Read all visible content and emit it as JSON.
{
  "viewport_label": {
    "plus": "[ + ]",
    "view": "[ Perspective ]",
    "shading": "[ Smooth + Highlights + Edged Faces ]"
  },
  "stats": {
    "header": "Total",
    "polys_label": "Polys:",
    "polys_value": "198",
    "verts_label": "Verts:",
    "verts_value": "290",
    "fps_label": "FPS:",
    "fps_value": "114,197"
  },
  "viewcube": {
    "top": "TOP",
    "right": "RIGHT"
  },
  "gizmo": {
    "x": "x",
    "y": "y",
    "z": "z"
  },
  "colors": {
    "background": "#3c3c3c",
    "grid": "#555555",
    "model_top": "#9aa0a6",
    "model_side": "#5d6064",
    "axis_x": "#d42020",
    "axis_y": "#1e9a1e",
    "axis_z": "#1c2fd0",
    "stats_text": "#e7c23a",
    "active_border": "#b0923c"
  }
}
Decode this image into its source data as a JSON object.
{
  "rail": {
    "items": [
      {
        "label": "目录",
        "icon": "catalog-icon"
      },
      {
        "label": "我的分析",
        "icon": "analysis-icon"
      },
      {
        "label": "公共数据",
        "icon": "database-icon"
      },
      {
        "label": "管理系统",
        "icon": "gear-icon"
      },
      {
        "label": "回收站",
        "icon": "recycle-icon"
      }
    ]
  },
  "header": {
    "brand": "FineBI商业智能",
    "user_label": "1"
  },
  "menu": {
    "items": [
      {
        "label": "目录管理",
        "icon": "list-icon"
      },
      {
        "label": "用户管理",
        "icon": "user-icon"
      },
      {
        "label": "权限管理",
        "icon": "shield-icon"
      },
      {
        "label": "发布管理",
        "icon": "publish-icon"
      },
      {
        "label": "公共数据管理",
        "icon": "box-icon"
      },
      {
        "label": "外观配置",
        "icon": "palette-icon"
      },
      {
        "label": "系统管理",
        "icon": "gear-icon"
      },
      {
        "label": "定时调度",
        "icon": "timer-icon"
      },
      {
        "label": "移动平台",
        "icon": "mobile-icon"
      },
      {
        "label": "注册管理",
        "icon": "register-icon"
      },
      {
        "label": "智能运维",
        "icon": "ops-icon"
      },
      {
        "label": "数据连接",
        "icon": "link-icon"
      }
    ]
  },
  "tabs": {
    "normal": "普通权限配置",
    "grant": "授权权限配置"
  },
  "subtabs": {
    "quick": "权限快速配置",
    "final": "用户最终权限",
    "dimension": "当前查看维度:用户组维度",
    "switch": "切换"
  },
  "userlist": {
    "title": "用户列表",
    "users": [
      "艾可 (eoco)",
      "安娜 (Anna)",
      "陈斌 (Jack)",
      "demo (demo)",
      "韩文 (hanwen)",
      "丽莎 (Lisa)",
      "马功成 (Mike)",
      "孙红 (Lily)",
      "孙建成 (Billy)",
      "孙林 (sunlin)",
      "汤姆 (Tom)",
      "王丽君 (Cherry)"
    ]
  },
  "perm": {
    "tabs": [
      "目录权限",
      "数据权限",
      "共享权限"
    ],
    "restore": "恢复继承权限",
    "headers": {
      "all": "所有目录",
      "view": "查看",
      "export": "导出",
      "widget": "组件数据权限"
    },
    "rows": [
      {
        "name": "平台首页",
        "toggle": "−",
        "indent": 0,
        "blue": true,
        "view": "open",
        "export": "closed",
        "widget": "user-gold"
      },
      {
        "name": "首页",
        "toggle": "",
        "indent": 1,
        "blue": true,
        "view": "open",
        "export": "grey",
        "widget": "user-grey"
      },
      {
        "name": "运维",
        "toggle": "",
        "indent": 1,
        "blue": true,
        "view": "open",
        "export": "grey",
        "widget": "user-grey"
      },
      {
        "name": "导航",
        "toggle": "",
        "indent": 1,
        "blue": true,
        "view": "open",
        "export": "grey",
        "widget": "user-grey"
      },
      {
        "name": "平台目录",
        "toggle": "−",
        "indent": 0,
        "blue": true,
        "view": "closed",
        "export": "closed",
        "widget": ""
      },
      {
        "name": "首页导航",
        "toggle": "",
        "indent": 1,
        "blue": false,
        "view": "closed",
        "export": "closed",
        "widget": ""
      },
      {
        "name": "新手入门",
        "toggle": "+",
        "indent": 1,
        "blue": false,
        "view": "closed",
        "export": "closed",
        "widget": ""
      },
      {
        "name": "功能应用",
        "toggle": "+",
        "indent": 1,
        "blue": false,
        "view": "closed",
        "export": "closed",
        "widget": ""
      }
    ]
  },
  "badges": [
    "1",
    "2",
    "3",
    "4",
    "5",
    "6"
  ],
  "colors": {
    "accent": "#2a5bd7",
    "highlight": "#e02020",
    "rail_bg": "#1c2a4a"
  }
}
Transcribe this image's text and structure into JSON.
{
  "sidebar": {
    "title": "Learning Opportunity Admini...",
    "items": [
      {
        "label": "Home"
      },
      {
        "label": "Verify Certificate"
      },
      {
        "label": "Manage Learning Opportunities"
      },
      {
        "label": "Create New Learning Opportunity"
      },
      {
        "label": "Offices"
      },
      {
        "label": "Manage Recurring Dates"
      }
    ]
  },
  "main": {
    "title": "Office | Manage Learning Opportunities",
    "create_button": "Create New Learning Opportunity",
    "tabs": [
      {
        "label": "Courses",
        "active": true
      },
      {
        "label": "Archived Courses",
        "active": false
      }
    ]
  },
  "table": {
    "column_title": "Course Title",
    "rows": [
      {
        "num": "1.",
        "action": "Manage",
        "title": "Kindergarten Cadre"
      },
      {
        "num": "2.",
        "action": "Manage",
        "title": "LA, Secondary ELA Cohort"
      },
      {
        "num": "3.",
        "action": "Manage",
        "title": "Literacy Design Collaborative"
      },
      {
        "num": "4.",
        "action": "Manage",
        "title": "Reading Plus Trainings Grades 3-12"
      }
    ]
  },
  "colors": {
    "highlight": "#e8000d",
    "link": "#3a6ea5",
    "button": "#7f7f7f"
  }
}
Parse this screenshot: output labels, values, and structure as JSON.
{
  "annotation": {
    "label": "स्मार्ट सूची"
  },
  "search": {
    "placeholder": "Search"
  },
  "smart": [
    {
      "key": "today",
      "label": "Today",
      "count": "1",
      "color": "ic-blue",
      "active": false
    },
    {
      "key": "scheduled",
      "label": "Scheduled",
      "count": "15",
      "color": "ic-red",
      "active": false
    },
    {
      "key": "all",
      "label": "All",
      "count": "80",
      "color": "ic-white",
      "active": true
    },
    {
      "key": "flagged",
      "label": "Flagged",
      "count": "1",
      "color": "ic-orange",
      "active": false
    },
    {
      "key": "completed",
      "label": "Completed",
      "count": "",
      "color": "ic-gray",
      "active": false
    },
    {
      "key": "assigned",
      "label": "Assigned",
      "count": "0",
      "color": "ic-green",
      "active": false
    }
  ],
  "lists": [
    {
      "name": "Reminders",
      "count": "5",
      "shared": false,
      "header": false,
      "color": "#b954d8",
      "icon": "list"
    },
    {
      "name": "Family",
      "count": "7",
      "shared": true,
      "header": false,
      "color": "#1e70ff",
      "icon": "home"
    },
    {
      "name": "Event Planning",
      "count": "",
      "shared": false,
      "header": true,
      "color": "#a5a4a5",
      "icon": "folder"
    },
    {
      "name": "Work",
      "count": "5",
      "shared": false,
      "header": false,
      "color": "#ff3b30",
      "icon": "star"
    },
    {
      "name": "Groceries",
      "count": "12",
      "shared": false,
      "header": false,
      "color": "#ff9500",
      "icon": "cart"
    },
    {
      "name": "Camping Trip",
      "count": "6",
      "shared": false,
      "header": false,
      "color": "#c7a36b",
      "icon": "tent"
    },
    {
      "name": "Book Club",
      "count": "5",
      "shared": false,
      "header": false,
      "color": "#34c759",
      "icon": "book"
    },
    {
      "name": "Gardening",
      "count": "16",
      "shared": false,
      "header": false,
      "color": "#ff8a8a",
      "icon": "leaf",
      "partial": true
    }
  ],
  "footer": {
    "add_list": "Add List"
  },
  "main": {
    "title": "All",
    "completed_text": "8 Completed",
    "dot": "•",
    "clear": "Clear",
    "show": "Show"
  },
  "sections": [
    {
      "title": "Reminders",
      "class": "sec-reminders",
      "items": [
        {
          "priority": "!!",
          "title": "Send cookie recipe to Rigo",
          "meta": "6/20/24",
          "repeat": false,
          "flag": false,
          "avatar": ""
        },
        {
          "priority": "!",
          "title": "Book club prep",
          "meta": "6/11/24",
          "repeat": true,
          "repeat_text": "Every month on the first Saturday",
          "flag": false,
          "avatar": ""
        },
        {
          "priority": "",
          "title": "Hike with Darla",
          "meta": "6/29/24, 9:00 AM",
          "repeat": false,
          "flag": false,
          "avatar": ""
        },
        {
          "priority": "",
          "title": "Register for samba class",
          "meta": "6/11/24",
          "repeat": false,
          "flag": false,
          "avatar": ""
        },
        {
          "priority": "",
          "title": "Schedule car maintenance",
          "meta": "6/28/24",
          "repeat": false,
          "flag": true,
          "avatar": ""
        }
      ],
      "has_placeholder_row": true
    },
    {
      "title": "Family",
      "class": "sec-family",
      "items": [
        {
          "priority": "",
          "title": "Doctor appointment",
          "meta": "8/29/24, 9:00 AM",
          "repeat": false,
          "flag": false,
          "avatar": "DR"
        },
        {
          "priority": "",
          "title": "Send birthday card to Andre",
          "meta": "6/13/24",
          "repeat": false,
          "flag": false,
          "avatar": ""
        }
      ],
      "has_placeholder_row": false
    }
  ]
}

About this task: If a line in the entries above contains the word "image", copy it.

Exercise answer:
Decode this image into its source data as a JSON object.
Transcribe this image's text and structure into JSON.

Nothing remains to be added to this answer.